                                E) Thinline pad. I haven't ridden my horses without one in almost 20 years. And yes, I can tell the difference with or without it.

                                F) A rolling tack box...actually I found a portable mechanic's tool box that has a pull out handle and wheels so that you can just pull it along like luggage. It's sturdy enough to stand on - making it a convenient mounting block (I don't recall the measurements, but I'd say it's about 15" high), and roomy enough to hold all the necessities and more.
                                A poorly fitted saddle hampers both horse and rider.

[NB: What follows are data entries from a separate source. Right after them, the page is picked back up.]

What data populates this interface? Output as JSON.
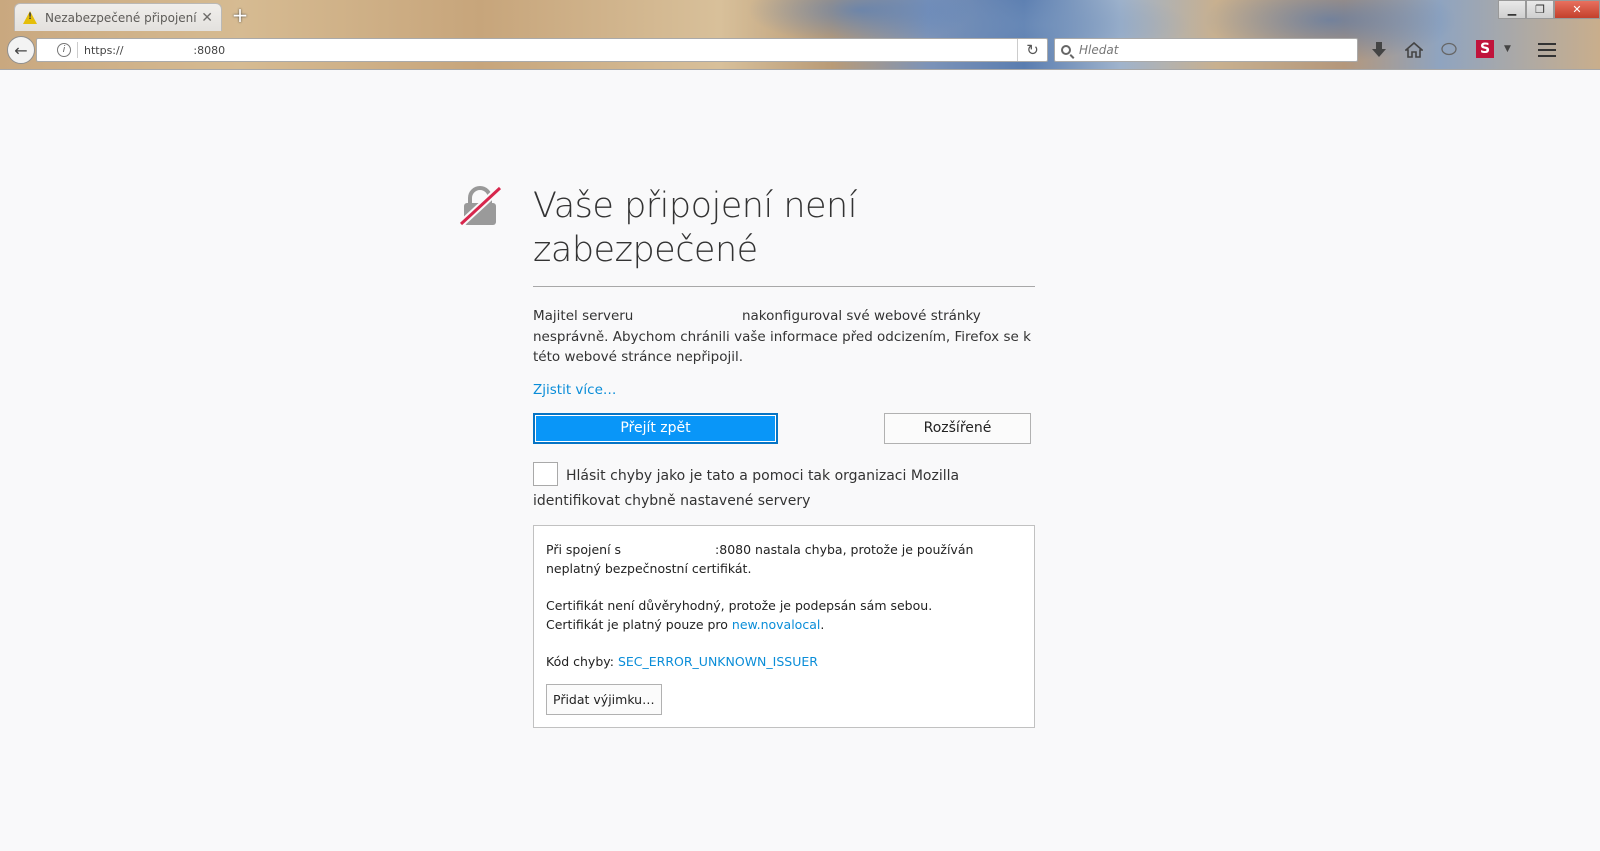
{
  "browser": {
    "tab": {
      "title": "Nezabezpečené připojení"
    },
    "new_tab_label": "+",
    "window_buttons": {
      "minimize": "▁",
      "restore": "❐",
      "close": "✕"
    },
    "url": {
      "text": "https://                    :8080"
    },
    "search": {
      "placeholder": "Hledat"
    },
    "toolbar_icons": [
      "download-icon",
      "home-icon",
      "chat-icon",
      "s-extension-icon",
      "menu-icon"
    ],
    "extension_label": "S"
  },
  "error_page": {
    "title": "Vaše připojení není zabezpečené",
    "description_before": "Majitel serveru",
    "description_after": "nakonfiguroval své webové stránky nesprávně. Abychom chránili vaše informace před odcizením, Firefox se k této webové stránce nepřipojil.",
    "learn_more": "Zjistit více…",
    "go_back_button": "Přejít zpět",
    "advanced_button": "Rozšířené",
    "report_checkbox_label": "Hlásit chyby jako je tato a pomoci tak organizaci Mozilla identifikovat chybně nastavené servery",
    "details": {
      "line1_before": "Při spojení s",
      "line1_after": ":8080 nastala chyba, protože je používán neplatný bezpečnostní certifikát.",
      "self_signed": "Certifikát není důvěryhodný, protože je podepsán sám sebou.",
      "valid_for_prefix": "Certifikát je platný pouze pro",
      "valid_for_domain": "new.novalocal",
      "valid_for_suffix": ".",
      "error_code_label": "Kód chyby:",
      "error_code": "SEC_ERROR_UNKNOWN_ISSUER",
      "add_exception_button": "Přidat výjimku…"
    }
  },
  "colors": {
    "primary_button": "#0996f8",
    "link": "#0a8dd8",
    "lock_slash": "#d7264c"
  }
}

                                • #17
                                  I have a custom homebuilt (and VERY sturdy) 4 step mounting block. When I had Mac (who was pushing 18 hands) that thing was heaven, but now that I'm riding a shorter horse, it's still great, because I'm only 5'3. No straining, and the saddle stays right in place - I just step across and I'm on. the horses like it too, and I swear it saves me on chiropracter bills as I don't torque on their spine. I use it for dismounting as well.

                                  That and training the horse to stand rock solid (I'm currently doing that for 3 schoolies, and it's a pain, but will be well worth it when I'm done! Oh, and I'm training the KIDS to train the schoolies to stand, btw).

                                  Oh, and I can't live without my dressage whip with a rubber grip and a knob at the end. I drop anything else.


                                  • #18
                                    3 step mounting block (and my guy is only 14.2..).

                                    bow balance stirrups

                                    one of heather moffetts seat savers (tho i'm going to try a wow saddle..up farther off the horse - bad....getting more leg on mr propane tank and not having to spread the hips - good).

                                    neck strap (i can never remember to actually grab a bucking strap).

                                    funky shoes and half chaps. was riding in z-coil work boots. now my hip won't tolerate them (post surgery)...will probably start back riding in low cut keen's and toe cages.

                                    something STICKY on my butt!

                                    does anybody feel that big honkin' knee blocks help stability? i have had a hip issue that's made me crooked for the last 40 years. just had the hip operated on, but it's probably never going to be 'normal'.

                                    also - i have lost so much muscle mass that it's going to take about forever to rebuild it!

                                    a horse with not extravagant but VEEEERRRYYY smooth gaits (altho the little sucker did dump me once....).
                                    Last edited by tollertwins; Aug. 25, 2009, 08:03 AM. Reason: eta:


                                    • #19
                                      Cheese grater stirrup pads. I have wriggly weakankles and have trouble pushing/keeping my heels down. Cheese graters really help me.

                                      And ditto proper mounting blocks, full seats, bucking straps! And my wonderful trainer, who has made all the difference for both the horse and me.
                                      Don't wrassle with a hog. You just get dirty, and the hog likes it.

                                      Collecting Thoroughbreds - tales of a re-rider and some TBs


                                      • #20
                                        I use the same schooling bridle on all three horses.

                                        It is easier to adjust the cheekpieces than to clean three bridles.
                                        The Noodlehttp://tiny.cc/NGKmT&http://tiny.cc/gioSA
                                        Boy Wonderhttp://tiny.cc/G9290
                                        The Hana is nuts! NUTS!!http://tinyurl.com/SOCRAZY